EXERCISE AIM
For the records below, print every one exactly, with nothing dropped.

DATA
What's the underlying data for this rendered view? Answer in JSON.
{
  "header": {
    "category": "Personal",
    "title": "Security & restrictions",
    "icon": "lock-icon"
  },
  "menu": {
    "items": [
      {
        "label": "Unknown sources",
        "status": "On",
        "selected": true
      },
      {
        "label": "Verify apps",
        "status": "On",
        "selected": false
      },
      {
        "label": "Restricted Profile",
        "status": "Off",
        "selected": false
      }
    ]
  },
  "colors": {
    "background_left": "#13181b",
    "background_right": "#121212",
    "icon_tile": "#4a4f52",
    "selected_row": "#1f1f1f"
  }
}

YOUR RESPONSE
What's the underlying data for this rendered view? Answer in JSON.
{
  "header": {
    "category": "Personal",
    "title": "Security & restrictions",
    "icon": "lock-icon"
  },
  "menu": {
    "items": [
      {
        "label": "Unknown sources",
        "status": "On",
        "selected": true
      },
      {
        "label": "Verify apps",
        "status": "On",
        "selected": false
      },
      {
        "label": "Restricted Profile",
        "status": "Off",
        "selected": false
      }
    ]
  },
  "colors": {
    "background_left": "#13181b",
    "background_right": "#121212",
    "icon_tile": "#4a4f52",
    "selected_row": "#1f1f1f"
  }
}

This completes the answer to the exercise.